To send this article to your Kindle, first ensure no-reply@cambridge.org is added to your Approved Personal Document E-mail List under your Personal Document Settings on the Manage Your Content and Devices page of your Amazon account. Then enter the ‘name’ part of your Kindle email address below. Find out more about sending to your Kindle. Find out more about sending to your Kindle.

Note you can select to send to either the @free.kindle.com or @kindle.com variations. ‘@free.kindle.com’ emails are free but can only be sent to your device when it is connected to wi-fi. ‘@kindle.com’ emails can be delivered even when you are not connected to wi-fi, but note that service fees apply.

Find out more about the Kindle Personal Document Service.

Cubic Boron Nitride Crystals Grown at High Pressure: PN Junction, Crystallographic Polarity and Some Properties
Available formats
×

Send article to Dropbox

To send this article to your Dropbox account, please select one or more formats and confirm that you agree to abide by our usage policies. If this is the first time you use this feature, you will be asked to authorise Cambridge Core to connect with your <service> account. Find out more about sending content to Dropbox.

Cubic Boron Nitride Crystals Grown at High Pressure: PN Junction, Crystallographic Polarity and Some Properties
Available formats
×

Send article to Google Drive

To send this article to your Google Drive account, please select one or more formats and confirm that you agree to abide by our usage policies. If this is the first time you use this feature, you will be asked to authorise Cambridge Core to connect with your <service> account. Find out more about sending content to Google Drive.

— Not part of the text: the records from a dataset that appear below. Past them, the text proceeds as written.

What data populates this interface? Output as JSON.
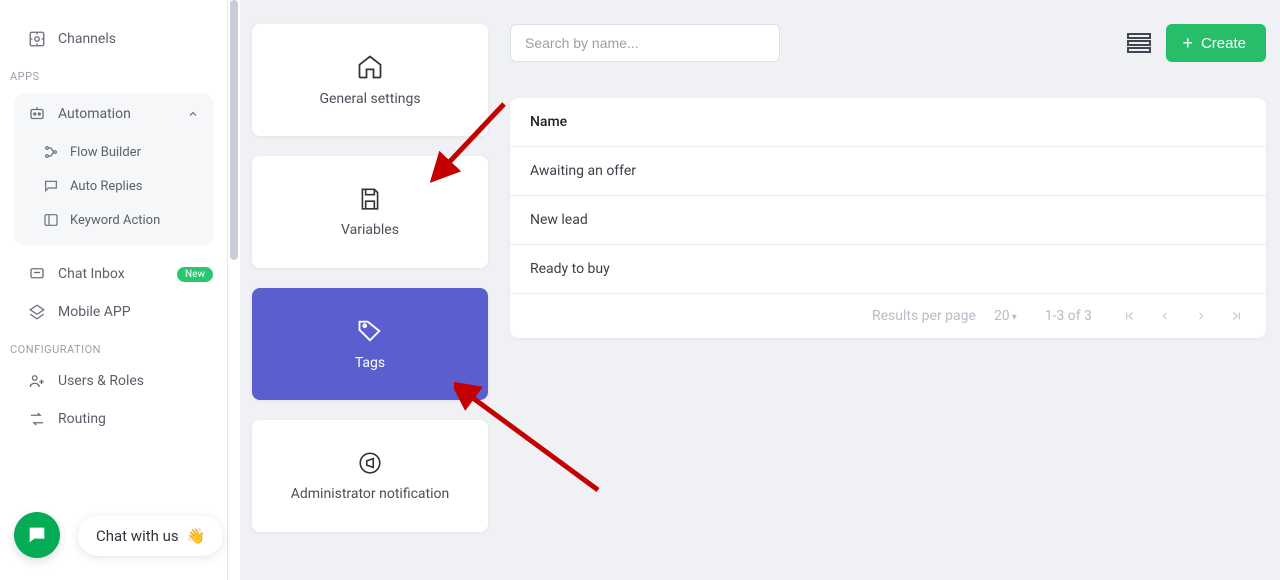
{
  "sidebar": {
    "channels": "Channels",
    "section_apps": "APPS",
    "automation": "Automation",
    "flow_builder": "Flow Builder",
    "auto_replies": "Auto Replies",
    "keyword_action": "Keyword Action",
    "chat_inbox": "Chat Inbox",
    "new_badge": "New",
    "mobile_app": "Mobile APP",
    "section_config": "CONFIGURATION",
    "users_roles": "Users & Roles",
    "routing": "Routing"
  },
  "cards": {
    "general": "General settings",
    "variables": "Variables",
    "tags": "Tags",
    "admin_notif": "Administrator notification"
  },
  "search": {
    "placeholder": "Search by name..."
  },
  "create_label": "Create",
  "table": {
    "header": "Name",
    "rows": [
      "Awaiting an offer",
      "New lead",
      "Ready to buy"
    ]
  },
  "pager": {
    "rpp_label": "Results per page",
    "rpp_value": "20",
    "range": "1-3 of 3"
  },
  "chat": {
    "label": "Chat with us",
    "emoji": "👋"
  }
}
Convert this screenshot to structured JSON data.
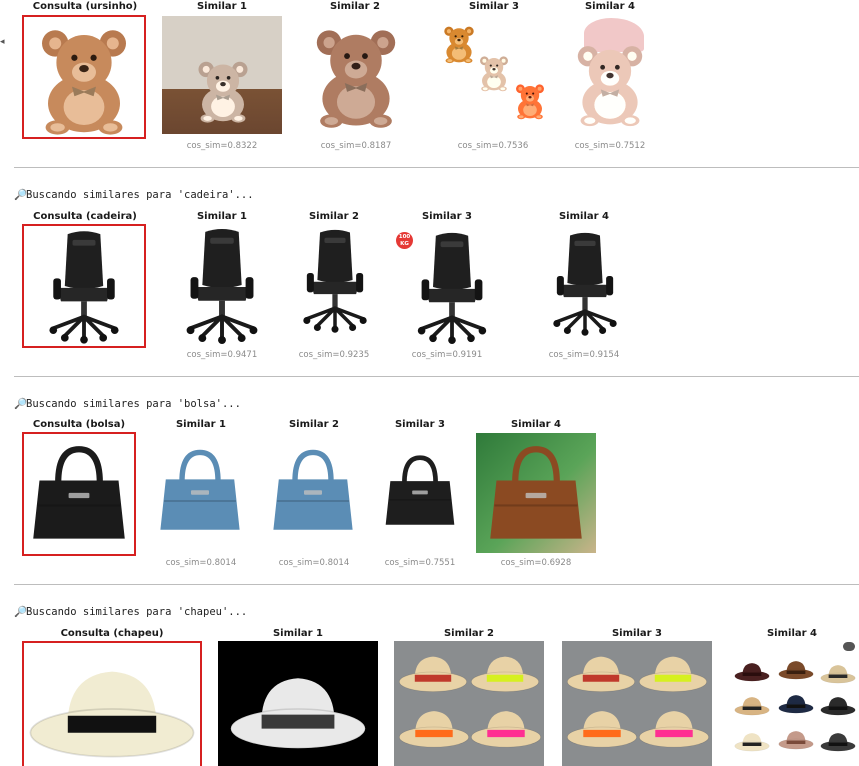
{
  "rows": [
    {
      "header": "",
      "panels": [
        {
          "title": "Consulta (ursinho)",
          "score": "",
          "icon": "teddy-bear-icon"
        },
        {
          "title": "Similar 1",
          "score": "cos_sim=0.8322",
          "icon": "teddy-bear-icon"
        },
        {
          "title": "Similar 2",
          "score": "cos_sim=0.8187",
          "icon": "teddy-bear-icon"
        },
        {
          "title": "Similar 3",
          "score": "cos_sim=0.7536",
          "icon": "teddy-bear-icon"
        },
        {
          "title": "Similar 4",
          "score": "cos_sim=0.7512",
          "icon": "teddy-bear-icon"
        }
      ]
    },
    {
      "header": "Buscando similares para 'cadeira'...",
      "panels": [
        {
          "title": "Consulta (cadeira)",
          "score": "",
          "icon": "gaming-chair-icon"
        },
        {
          "title": "Similar 1",
          "score": "cos_sim=0.9471",
          "icon": "gaming-chair-icon"
        },
        {
          "title": "Similar 2",
          "score": "cos_sim=0.9235",
          "icon": "gaming-chair-icon"
        },
        {
          "title": "Similar 3",
          "score": "cos_sim=0.9191",
          "icon": "gaming-chair-icon"
        },
        {
          "title": "Similar 4",
          "score": "cos_sim=0.9154",
          "icon": "gaming-chair-icon"
        }
      ]
    },
    {
      "header": "Buscando similares para 'bolsa'...",
      "panels": [
        {
          "title": "Consulta (bolsa)",
          "score": "",
          "icon": "handbag-icon"
        },
        {
          "title": "Similar 1",
          "score": "cos_sim=0.8014",
          "icon": "handbag-icon"
        },
        {
          "title": "Similar 2",
          "score": "cos_sim=0.8014",
          "icon": "handbag-icon"
        },
        {
          "title": "Similar 3",
          "score": "cos_sim=0.7551",
          "icon": "handbag-icon"
        },
        {
          "title": "Similar 4",
          "score": "cos_sim=0.6928",
          "icon": "handbag-icon"
        }
      ]
    },
    {
      "header": "Buscando similares para 'chapeu'...",
      "panels": [
        {
          "title": "Consulta (chapeu)",
          "score": "",
          "icon": "hat-icon"
        },
        {
          "title": "Similar 1",
          "score": "",
          "icon": "hat-icon"
        },
        {
          "title": "Similar 2",
          "score": "",
          "icon": "hat-icon"
        },
        {
          "title": "Similar 3",
          "score": "",
          "icon": "hat-icon"
        },
        {
          "title": "Similar 4",
          "score": "",
          "icon": "hat-icon"
        }
      ]
    }
  ],
  "badge_text": "100 KG",
  "colors": {
    "query_border": "#d62020",
    "divider": "#bdbdbd",
    "score_text": "#8a8a8a"
  }
}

Cubic Boron Nitride Crystals Grown at High Pressure: PN Junction, Crystallographic Polarity and Some Properties
Available formats
×
×

Reply to: Submit a response

Please enter your response.

Your details

Please enter a valid email address.

Conflicting interests

Do you have any conflicting interests? *